═════ DATA TO PROCESS ═════

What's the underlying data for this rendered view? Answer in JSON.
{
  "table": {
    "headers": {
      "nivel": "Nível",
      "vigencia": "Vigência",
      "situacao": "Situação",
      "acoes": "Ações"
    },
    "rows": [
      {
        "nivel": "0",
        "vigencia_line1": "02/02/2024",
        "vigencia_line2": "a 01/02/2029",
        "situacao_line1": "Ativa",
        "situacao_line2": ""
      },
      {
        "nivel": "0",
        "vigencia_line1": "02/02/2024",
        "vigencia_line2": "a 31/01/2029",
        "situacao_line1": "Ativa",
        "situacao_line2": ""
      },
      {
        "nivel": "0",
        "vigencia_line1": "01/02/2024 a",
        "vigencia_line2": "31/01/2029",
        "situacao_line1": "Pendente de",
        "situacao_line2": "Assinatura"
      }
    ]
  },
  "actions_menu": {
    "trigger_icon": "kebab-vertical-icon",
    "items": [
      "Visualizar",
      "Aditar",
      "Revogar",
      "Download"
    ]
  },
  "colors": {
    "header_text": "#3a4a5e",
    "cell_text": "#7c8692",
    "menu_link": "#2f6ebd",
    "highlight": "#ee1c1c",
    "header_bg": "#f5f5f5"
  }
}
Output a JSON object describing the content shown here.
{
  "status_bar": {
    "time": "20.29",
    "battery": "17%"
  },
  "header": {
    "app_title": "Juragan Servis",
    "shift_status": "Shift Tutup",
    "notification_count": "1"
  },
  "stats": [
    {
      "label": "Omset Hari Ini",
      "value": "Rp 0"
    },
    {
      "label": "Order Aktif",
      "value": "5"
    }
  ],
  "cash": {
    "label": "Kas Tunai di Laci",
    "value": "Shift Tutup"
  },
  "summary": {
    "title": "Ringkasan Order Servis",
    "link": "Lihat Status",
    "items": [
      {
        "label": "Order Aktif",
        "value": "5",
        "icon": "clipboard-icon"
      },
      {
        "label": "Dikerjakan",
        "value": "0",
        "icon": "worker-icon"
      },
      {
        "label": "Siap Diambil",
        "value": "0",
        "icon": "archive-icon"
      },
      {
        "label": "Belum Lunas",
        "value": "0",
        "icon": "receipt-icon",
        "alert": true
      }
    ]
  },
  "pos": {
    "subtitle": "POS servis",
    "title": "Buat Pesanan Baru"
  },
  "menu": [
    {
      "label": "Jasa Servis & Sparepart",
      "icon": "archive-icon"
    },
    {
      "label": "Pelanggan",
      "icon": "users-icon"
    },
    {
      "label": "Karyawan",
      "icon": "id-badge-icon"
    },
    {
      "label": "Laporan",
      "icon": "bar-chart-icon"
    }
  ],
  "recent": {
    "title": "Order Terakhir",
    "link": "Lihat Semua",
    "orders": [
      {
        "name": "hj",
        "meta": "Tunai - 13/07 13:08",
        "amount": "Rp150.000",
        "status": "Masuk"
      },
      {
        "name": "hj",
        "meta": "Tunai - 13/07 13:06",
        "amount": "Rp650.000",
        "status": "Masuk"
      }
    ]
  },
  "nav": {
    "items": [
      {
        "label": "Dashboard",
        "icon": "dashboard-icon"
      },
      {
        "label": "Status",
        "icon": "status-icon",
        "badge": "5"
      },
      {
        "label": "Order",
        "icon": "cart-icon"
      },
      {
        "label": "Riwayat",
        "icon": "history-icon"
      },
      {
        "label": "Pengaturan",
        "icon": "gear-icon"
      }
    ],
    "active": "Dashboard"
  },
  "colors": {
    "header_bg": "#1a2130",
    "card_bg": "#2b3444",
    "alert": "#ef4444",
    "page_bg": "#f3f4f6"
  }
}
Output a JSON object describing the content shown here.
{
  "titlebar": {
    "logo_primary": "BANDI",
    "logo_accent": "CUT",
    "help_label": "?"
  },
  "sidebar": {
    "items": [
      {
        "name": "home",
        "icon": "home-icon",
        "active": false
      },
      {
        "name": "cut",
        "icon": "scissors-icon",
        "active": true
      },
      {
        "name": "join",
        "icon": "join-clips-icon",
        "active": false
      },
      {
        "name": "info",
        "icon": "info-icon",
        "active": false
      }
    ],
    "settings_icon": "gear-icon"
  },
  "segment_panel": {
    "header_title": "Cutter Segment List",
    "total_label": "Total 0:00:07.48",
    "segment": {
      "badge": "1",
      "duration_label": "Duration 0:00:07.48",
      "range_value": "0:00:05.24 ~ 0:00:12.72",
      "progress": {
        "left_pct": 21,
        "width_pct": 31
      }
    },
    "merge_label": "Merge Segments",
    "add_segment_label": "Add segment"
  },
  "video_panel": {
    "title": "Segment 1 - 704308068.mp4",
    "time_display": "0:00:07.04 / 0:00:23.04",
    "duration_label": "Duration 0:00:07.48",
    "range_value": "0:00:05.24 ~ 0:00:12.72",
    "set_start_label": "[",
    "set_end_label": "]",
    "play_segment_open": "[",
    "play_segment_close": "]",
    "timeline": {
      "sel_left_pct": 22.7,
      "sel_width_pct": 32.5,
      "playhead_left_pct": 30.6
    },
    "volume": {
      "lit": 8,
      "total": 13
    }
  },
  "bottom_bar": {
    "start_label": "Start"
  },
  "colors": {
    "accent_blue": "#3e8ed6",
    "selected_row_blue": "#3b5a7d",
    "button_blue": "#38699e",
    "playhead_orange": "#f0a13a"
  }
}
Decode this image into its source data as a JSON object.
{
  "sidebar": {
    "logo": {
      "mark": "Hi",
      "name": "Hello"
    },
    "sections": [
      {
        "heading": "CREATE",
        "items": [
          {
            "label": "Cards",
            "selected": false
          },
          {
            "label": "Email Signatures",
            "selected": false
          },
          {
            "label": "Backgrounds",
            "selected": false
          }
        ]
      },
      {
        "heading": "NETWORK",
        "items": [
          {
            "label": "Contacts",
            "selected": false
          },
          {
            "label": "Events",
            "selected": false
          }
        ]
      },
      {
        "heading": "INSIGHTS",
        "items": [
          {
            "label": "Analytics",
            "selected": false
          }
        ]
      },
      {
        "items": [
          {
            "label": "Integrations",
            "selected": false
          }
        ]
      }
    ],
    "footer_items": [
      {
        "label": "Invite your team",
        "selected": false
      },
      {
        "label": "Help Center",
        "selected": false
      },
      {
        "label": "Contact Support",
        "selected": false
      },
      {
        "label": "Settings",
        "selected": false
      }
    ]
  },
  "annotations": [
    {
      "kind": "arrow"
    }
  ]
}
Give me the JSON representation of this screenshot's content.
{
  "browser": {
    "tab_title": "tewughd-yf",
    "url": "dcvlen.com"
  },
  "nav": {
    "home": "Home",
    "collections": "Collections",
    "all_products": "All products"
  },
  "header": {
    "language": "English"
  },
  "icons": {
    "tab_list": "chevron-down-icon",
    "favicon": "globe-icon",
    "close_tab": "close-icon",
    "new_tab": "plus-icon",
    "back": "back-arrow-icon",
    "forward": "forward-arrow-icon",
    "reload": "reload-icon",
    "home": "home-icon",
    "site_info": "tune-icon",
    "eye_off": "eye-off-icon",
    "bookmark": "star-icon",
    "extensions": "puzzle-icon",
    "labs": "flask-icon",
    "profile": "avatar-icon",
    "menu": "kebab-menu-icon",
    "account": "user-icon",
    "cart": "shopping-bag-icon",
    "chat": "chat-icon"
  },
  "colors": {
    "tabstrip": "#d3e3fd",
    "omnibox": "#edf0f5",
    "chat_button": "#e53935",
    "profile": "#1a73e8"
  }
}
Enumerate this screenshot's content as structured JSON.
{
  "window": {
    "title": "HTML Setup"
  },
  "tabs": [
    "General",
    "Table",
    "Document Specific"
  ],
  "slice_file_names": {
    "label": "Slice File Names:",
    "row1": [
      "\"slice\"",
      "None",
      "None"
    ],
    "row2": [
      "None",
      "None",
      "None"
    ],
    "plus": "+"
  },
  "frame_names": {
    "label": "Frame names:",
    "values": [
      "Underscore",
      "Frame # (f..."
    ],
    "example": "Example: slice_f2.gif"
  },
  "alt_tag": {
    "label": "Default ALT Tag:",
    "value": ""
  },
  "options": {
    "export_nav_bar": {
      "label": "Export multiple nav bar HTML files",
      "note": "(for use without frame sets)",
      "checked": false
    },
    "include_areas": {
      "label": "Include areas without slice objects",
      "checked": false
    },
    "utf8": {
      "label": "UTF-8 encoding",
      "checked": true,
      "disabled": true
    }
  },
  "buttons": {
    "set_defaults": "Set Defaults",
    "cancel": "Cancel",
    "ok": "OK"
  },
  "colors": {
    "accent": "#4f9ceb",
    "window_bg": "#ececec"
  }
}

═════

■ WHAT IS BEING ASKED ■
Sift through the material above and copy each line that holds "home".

■ EXERCISE ANSWER ■
        "name": "home",
        "icon": "home-icon",
    "home": "Home",
    "home": "home-icon",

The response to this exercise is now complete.